These Navy ships were docked right across the inlet from the Naval Museum. They are the exact same type of boat except these ones are active. San Diego is where the ships come for storage and repair, and while the ships are being worked on they are covered up by tarp so that no spies can see what they're up to. It it kind of wild to think all this is happening right here in San Diego. Or course near the ports, there is super high security, but it is scary to think how dangerous of a place this could be for terrorists. Our tour guide said that she gets nervous when a whole bunch of ships are parked there at the same time.

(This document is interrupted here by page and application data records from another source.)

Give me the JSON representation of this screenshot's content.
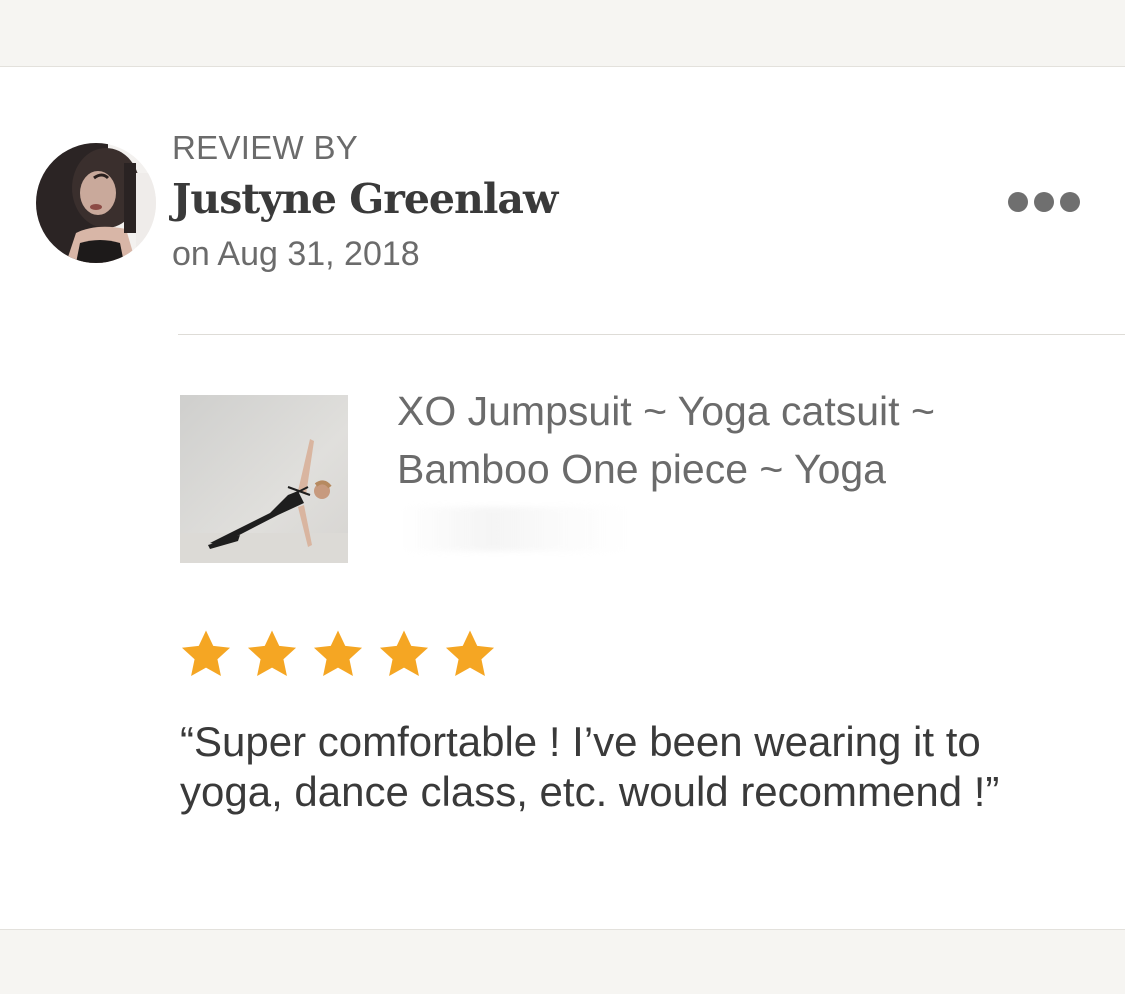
{
  "review": {
    "label": "REVIEW BY",
    "reviewer_name": "Justyne Greenlaw",
    "date": "on Aug 31, 2018",
    "rating": 5,
    "rating_max": 5,
    "text": "“Super comfortable ! I’ve been wearing it to yoga, dance class, etc. would recommend !”"
  },
  "product": {
    "title": "XO Jumpsuit ~ Yoga catsuit ~ Bamboo One piece ~ Yoga"
  },
  "icons": {
    "more": "more-options-icon",
    "star": "star-icon"
  },
  "colors": {
    "star": "#f5a623",
    "page_background": "#f6f5f2",
    "card_background": "#ffffff",
    "text_primary": "#3a3a3a",
    "text_secondary": "#6b6b6b"
  }
}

I always encounter the most interesting people on public transportation, and today was no let down. We were trying to figure out how to get to Old Town, so we asked this man which stop we need to get off at. During our conversations, we happened to see a woman getting hand cuffed, so this man told us how he thinks the police in California are corrupt. He then told us, in Arizona, even today, someone can be pulled over for being Mexican, and they're trying to pass the same law in California. How ridiculous, this is the 21st Century. This is where a young father of three sitting behind us jumped in, and stated how that's never going to happen, and he pointed out that 80-85% of California's population are Mexican. To add to our list of interesting people on the trolley, a man walked on the trolley holding a pizza box, and he was a little on the large size. He sat down beside a very fit looking man about the same age, and for the next 20 minutes, the larger fellow was lecturing about how McDonald's and processed foods are terrible for your body, and how he tries to avoid fast food; all this while he's holding a pizza box, and the other man's drinking a bottle of water. Slightly ironic.

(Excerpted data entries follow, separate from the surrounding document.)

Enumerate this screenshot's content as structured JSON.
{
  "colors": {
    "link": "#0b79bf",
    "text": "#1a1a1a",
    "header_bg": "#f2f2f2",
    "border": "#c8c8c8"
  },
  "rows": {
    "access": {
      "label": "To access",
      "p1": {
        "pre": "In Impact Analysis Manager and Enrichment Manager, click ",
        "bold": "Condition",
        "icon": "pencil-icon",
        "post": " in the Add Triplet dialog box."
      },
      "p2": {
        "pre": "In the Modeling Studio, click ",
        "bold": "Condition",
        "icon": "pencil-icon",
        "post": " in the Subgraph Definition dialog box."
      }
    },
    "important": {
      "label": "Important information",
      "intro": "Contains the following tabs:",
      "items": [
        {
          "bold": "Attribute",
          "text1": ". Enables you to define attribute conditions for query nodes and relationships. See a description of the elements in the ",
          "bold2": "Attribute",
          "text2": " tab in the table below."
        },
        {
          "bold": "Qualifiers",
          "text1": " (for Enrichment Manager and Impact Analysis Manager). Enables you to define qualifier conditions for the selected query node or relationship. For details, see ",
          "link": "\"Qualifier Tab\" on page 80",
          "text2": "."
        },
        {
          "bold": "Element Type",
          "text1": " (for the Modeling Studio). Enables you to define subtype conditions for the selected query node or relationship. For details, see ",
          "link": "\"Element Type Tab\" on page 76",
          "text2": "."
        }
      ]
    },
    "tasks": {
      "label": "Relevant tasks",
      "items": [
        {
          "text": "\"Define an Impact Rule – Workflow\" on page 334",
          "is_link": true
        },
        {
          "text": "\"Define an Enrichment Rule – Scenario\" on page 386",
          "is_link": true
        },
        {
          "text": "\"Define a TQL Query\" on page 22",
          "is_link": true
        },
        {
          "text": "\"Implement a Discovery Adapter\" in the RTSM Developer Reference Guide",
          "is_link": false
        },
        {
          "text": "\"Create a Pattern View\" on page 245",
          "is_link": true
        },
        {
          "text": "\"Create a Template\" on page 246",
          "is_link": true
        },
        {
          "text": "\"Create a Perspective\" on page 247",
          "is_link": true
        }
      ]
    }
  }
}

Then, just as I thought things couldn't get any more interesting, a transit security guard walked down the isle asking for peoples' passes. The lady across from me pulls out her transit pass and the security man takes a look at it, and begins to walk away. The lady then called back at him, "what if my pass is expired?" He turns around and asks says he'll get his partner security guard to check it, since he didn't have a scanner. She then begins to call him inappropriate names and says how she's going to sue him, and how he was putting words in her mouth. Confused? I was too.

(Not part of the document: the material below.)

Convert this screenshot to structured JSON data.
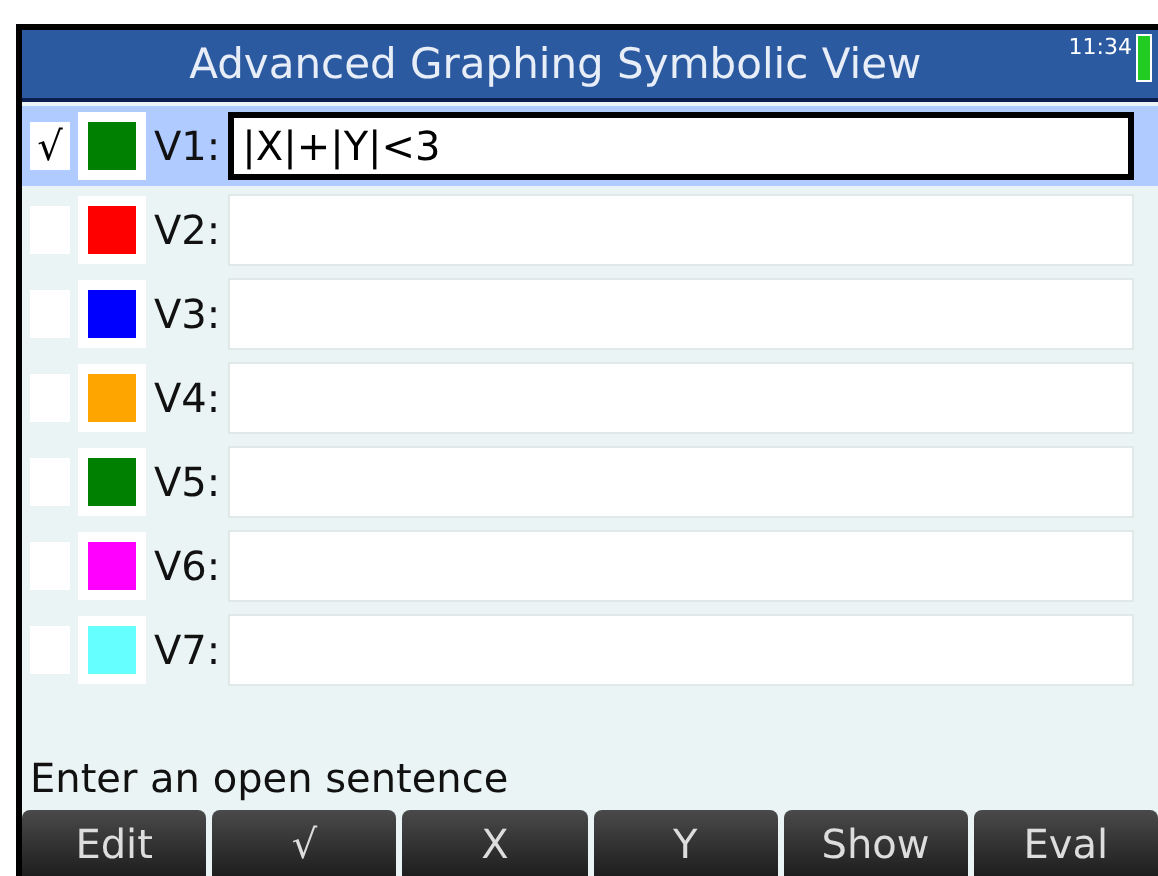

This is the oldest still "sail-able" sailboat in the United States. . It now acts as a museum, but it is rented out for private dinner parties for a small price of $10,000 per night.

Thursday, May 20, 2010

The Beginning

Tonight I'm in San Diego. It's a brand new city, full of exciting discoveries.



As my mom and I sat on the patio of a pub-style restaurant, we discussed the cultural differences between here and Vancouver, the two cities are quite similar yet have their own unique characteristics. We noticed the fashion is almost identical, the climate's are not that different and the people and the mannerisms are quite alike too. (It's much hotter down here, but they're both located on the west coast.) I can definitely notice the "southern accents" though. And you don't find too many palm trees in Vancouver. I don't know if we just haven't ventured into the right areas yet, but I have barely seen any homeless down here, much less than Vancouver for sure. It's a very good thing, but you'd think they'd rather be here than up north where the weather's colder. My mom thought she noticed many more smokers here than in Vancouver, but I think I disagree.



Where we ate tonight was in the area of town called Gaslamp Quarter, much like our Gas Town, with nice old restaurants and fancy little shops. You can tell we're down south though by the number of Mexican restaurants.



The very first thing I loved about this city, was that the airport is literally right in the city. As we were landing, I was hoping our plane wings weren't going to crash into the sky rises.